Charles Dunbar ◆ October 21, 2014
Mountains are powerful places. Not just in terms of majesty or picturesque beauty found in nature photography, but often the source of powerful folklore and local legends. Any culture that lives in or around mountains tells stories about them, and the fanciful denizens that live within them. Whether it be from the mystery of forests growing up the sides, or the sheer scope of them rising high into the air, people look at mountains in awe or reverence, and allow their minds to wander.
The folklore of Japan is no exception. From sacred mountain kami, to mystical ogres and even more fanciful creatures, the mountains of Japan have played host or setting to countless tales of wonder, and occasionally woe. These are places not just of rich creative power, but often symbolically real power, which draw people onto their slopes in search of the fantastic, or a deep inward journey. Seclusion on the sides of mountains has been greeted with respect and satire over the centuries, with a select few calling these places home full time. History and lore speak of men such as the yamabushi, who use the power of the mountains to further their ascetic pursuits and magical skills, and also of yokai like the tengu and the kijo, who prowl the slopes seeking out prey.
Much of this mountain lore has been historically established. The four “major mountains” of Japan- Fujizan, Hieizan, Kuramazan, and Osorezan- are practically kami in their own right. Hieizan and Kuramazan are the ancestral homes to Tendai and Shingon Buddhist schools, and the latter holds claim to the largest cemetery in Japan. Both are places of incredible spiritual and vital power, and are home to monasteries and men of learning, who elect to live on their slopes in the pursuit of enlightenment or perfection. Fujizan is often depicted in art and culture as a symbol of Japan as a nation, occasionally synonymous with the spiritual landscape and people it towers over. And Osorezan is a caldera of sulfur and volcanic ash, unfit for habitation, but viewed as the gateway between the lands of the living and the lands of the dead, where pilgrims visit departed loved ones before the journey into the afterlife begins.
But mountains aside from these great four are still scene both culturally and historically as places of power. The scholar Yanagita Kunio wrote of the power of mountains in his book Tono monogatari, where he spoke of them as retreats for people displaced by Japanese society who desired shelter from the onrush of civilization. Whether by force or by choice, these “yamabito” as he called them would eek out existences high above the plains, where the inherent magic of the mountain would transform them into something unique, and mighty. Occasionally these transformed men would come into contact with the descendants of those who displaced them, and conflict would ensue.

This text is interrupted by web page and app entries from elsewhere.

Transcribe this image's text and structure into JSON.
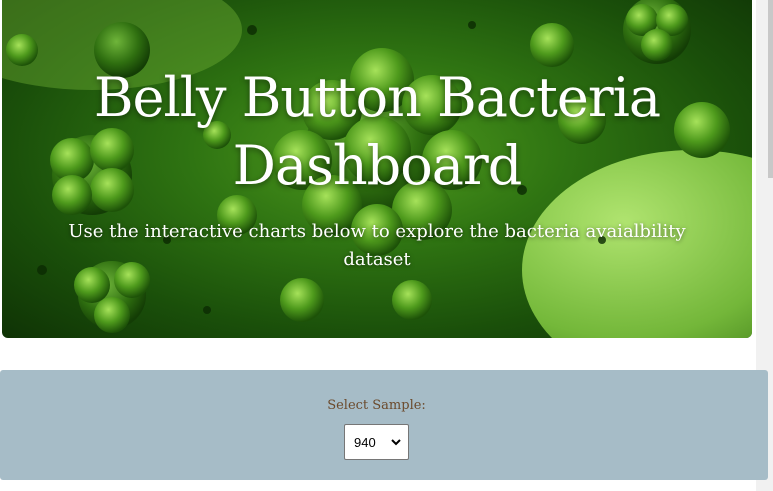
{
  "hero": {
    "title_line1": "Belly Button Bacteria",
    "title_line2": "Dashboard",
    "subtitle_line1": "Use the interactive charts below to explore the bacteria avaialbility",
    "subtitle_line2": "dataset"
  },
  "selector": {
    "label": "Select Sample:",
    "value": "940"
  },
  "colors": {
    "hero_green": "#2f7412",
    "panel_bg": "#a6bcc7",
    "label_text": "#6b4a2c"
  },
  "icons": {
    "select_caret": "chevron-down-icon"
  }
}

The kijo represent one of these legendary intersections between man and monster. Kijo, often dubbed “female oni” by writers and scholars, are often said to live in caves up high in the mountains. The most famous ones- Onibaba and the Yama-uba- are frightening femme fatales, known for ambushing or luring travelers into their caves, where they would be slow-roasted on a spit, while the hag looked on. Pregnant women were a favorite target for the Onibaba, as she sought redemption for failing to acquire the liver of an unborn baby for her mistress while she was alive. The Yama-uba was a mighty creature that strung her victims upside-down and bled them dry, initially for her own use, and later as the guardian of the hero Kintaro as she nursed and raised him. The Yama-uba’s transformation from hag to fiery mother figure might not have been attributed to the mountains, but they were her home regardless.
And then there were the tengu, avian horrors supposedly twisted by anger and mountain magic until they were large, humanoid crow-things, that swooped down from those sacred places to sow trouble and discord on the people below. Inhumanly strong, vicious fighters, and capable of flying great distances, stories of the tengu snatching up women, children, animals, and crops were commonplace in many of the areas Yanagita visited in the late 19th century. But stories of their presence were recorded as far back as the Heian period, when pilgrims and travelers recorded meeting with red-faced men living on the sides of mountains. He inferred that many were related to the people forced upwards as the Japanese ancestors emigrated to the islands, but that they were more than simple monsters, and capable of great learning. Tales of tengu transforming after meeting with Buddhist ascetics are found in the literature, and some of the greatest of the yamabushi, like the powerful Sojobo, are often said to possess tengu powers themselves.
Whatever the case might be, legends like these speak to the power and respect ascribed to the mountains of Japan. But this reverence is almost universal in cultures the world over. The Japanese yokai just happen to have better PR.